◆ What needs to be done ◆
After locating the line with "Read all visible content and emit it as JSON.", retype it and every later line exactly, stopping at the end of the records.

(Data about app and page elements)
[Start of Attachment]
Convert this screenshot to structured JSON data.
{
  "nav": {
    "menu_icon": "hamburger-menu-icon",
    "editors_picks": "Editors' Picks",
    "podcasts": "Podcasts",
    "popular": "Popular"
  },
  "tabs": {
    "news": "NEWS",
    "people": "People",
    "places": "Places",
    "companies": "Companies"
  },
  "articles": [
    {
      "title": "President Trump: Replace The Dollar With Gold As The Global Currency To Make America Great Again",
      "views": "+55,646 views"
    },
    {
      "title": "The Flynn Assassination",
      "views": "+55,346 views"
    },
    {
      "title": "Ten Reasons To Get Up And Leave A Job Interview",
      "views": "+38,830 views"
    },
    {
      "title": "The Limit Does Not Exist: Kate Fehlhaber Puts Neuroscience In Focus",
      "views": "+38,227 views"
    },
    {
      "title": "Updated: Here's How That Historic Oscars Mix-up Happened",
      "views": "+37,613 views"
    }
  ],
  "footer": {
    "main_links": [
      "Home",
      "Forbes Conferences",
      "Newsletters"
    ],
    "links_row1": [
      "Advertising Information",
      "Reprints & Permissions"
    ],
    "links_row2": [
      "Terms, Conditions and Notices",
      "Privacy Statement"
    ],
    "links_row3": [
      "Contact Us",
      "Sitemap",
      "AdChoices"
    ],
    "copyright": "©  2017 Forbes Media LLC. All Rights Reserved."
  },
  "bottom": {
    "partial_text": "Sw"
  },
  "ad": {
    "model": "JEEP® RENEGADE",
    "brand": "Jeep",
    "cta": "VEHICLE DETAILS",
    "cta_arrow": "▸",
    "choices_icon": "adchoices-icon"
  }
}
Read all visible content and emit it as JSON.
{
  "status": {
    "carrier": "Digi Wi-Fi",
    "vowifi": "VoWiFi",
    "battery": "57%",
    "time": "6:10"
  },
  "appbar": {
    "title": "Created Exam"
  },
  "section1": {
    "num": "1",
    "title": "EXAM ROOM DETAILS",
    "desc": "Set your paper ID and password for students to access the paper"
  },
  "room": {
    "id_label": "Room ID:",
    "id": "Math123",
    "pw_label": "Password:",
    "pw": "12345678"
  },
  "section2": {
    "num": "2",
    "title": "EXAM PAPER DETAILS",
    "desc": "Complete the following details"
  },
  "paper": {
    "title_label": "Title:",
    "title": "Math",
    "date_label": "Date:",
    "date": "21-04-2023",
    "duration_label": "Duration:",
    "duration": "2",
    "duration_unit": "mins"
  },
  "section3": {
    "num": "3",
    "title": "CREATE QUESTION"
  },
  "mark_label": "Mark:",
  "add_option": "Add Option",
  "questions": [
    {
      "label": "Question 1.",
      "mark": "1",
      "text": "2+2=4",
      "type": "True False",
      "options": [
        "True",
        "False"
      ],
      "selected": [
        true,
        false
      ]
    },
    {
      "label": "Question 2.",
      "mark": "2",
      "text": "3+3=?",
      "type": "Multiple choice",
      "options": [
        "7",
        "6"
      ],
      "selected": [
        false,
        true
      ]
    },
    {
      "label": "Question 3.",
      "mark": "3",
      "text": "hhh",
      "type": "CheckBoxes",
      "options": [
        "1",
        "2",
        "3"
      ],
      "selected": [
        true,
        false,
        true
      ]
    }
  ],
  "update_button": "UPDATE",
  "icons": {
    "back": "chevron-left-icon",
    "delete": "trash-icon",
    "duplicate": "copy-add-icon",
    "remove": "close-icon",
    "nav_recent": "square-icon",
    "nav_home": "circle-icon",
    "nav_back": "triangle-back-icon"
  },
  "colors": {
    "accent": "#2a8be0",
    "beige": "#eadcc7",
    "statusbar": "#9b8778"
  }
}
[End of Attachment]
◆ Written answer ◆
Read all visible content and emit it as JSON.
{
  "status": {
    "carrier": "Digi Wi-Fi",
    "vowifi": "VoWiFi",
    "battery": "57%",
    "time": "6:10"
  },
  "appbar": {
    "title": "Created Exam"
  },
  "section1": {
    "num": "1",
    "title": "EXAM ROOM DETAILS",
    "desc": "Set your paper ID and password for students to access the paper"
  },
  "room": {
    "id_label": "Room ID:",
    "id": "Math123",
    "pw_label": "Password:",
    "pw": "12345678"
  },
  "section2": {
    "num": "2",
    "title": "EXAM PAPER DETAILS",
    "desc": "Complete the following details"
  },
  "paper": {
    "title_label": "Title:",
    "title": "Math",
    "date_label": "Date:",
    "date": "21-04-2023",
    "duration_label": "Duration:",
    "duration": "2",
    "duration_unit": "mins"
  },
  "section3": {
    "num": "3",
    "title": "CREATE QUESTION"
  },
  "mark_label": "Mark:",
  "add_option": "Add Option",
  "questions": [
    {
      "label": "Question 1.",
      "mark": "1",
      "text": "2+2=4",
      "type": "True False",
      "options": [
        "True",
        "False"
      ],
      "selected": [
        true,
        false
      ]
    },
    {
      "label": "Question 2.",
      "mark": "2",
      "text": "3+3=?",
      "type": "Multiple choice",
      "options": [
        "7",
        "6"
      ],
      "selected": [
        false,
        true
      ]
    },
    {
      "label": "Question 3.",
      "mark": "3",
      "text": "hhh",
      "type": "CheckBoxes",
      "options": [
        "1",
        "2",
        "3"
      ],
      "selected": [
        true,
        false,
        true
      ]
    }
  ],
  "update_button": "UPDATE",
  "icons": {
    "back": "chevron-left-icon",
    "delete": "trash-icon",
    "duplicate": "copy-add-icon",
    "remove": "close-icon",
    "nav_recent": "square-icon",
    "nav_home": "circle-icon",
    "nav_back": "triangle-back-icon"
  },
  "colors": {
    "accent": "#2a8be0",
    "beige": "#eadcc7",
    "statusbar": "#9b8778"
  }
}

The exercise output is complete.